San Antonio man found guilty of killing wife could get life in prison
Jurors are scheduled to begin hearing testimony at 10 a.m. Thursday in the punishment phase of Gabriel Martinez’s trial.
After deliberating 1 hour and 21 minutes Wednesday afternoon, the jury found Martinez, 37, guilty of murder in the shooting death of his wife, 35-year-old Lori Lee Ortiz.
Murder, a first degree felony, is punishable by a prison sentence of 5 to 99 years, or life in prison.
Ortiz was shot three times on May 18, 2016, in the bedroom of the home she shared with Martinez and their children on the Southwest Side. They had been having an on again, off again relationship since they met in high school.
Ortiz was pronounced dead at University Hospital the night of the shooting; Martinez was critically injured with a gunshot wound in the abdomen and was charged while he was still in the hospital.
On ExpressNews.com: Hospitalized man to be charged by proxy with murder in wife’s death
Prosecutors said Martinez shot her three times with an AK 47 rifle after he accused her of having an affair and then turned the weapon on himself in an attempted suicide.
Martinez took the stand to testify, a rare move for a defendant. He contradicted himself several times on the stand and gave varying versions of what happened. At one point, he said he was cleaning the gun before it went off; another time he said she reached for the gun when he told he was going to pawn it for cash and that he was shot as they struggled over the weapon, causing him to pass out. At still another point, he said that after he was shot, he was afraid he was going to be shot again so he took the rifle from her and threw it away from them before losing consciousness.
On ExpressNews.com: Husband takes stand in own defense; jury finds him guilty

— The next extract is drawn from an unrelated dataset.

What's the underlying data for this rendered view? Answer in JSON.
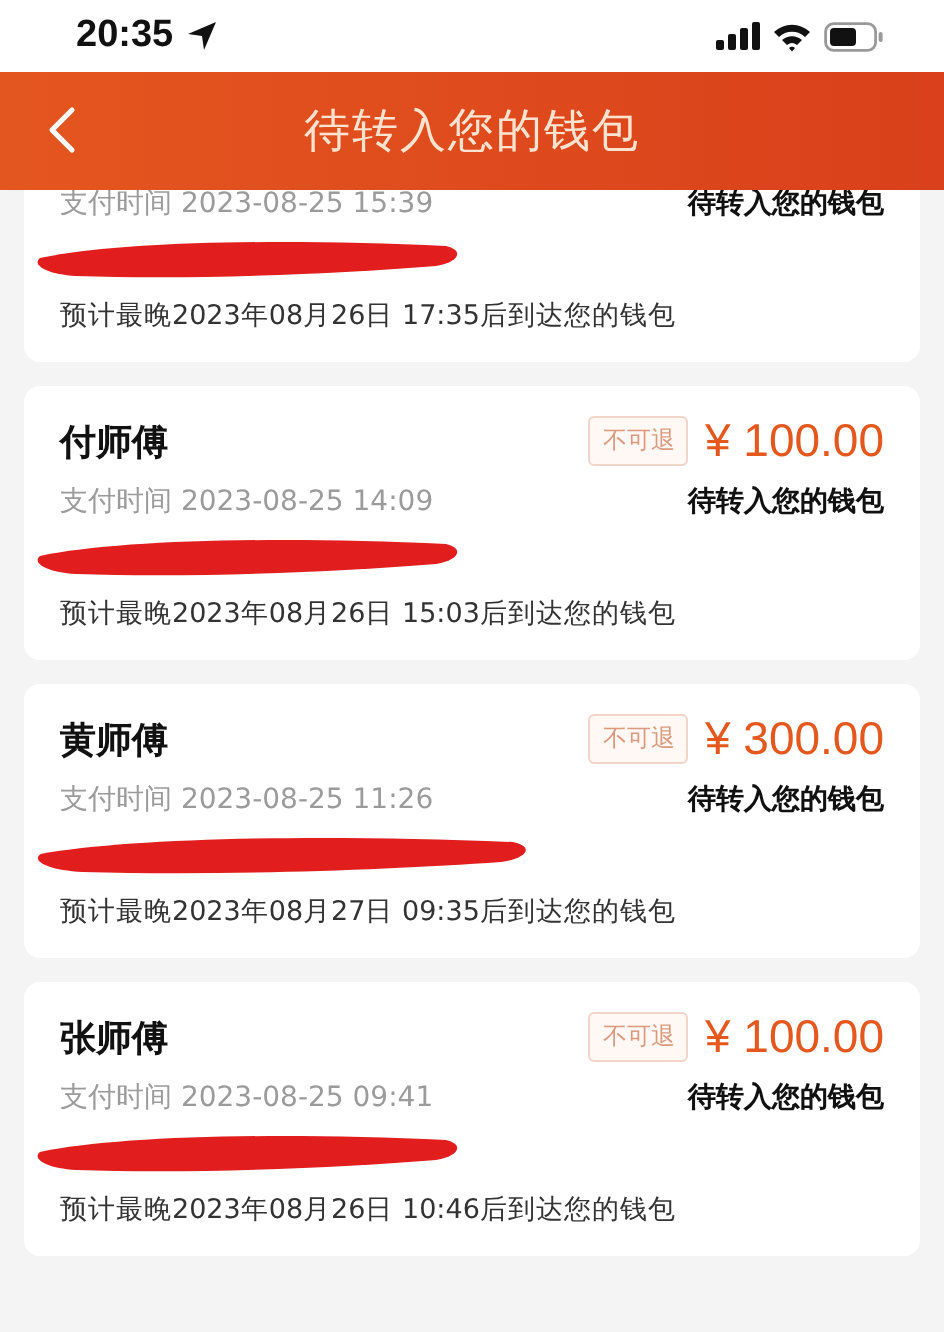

In his closing argument, Martinez’s attorney also suggested she may have shot herself.
In the end, the jury was given the option of choosing the lesser charge of manslaughter as well as murder. Jurors decided Ortiz’s death was murder.
The trial, which started Friday, is in 379th state district court, Judge Ron Rangel presiding.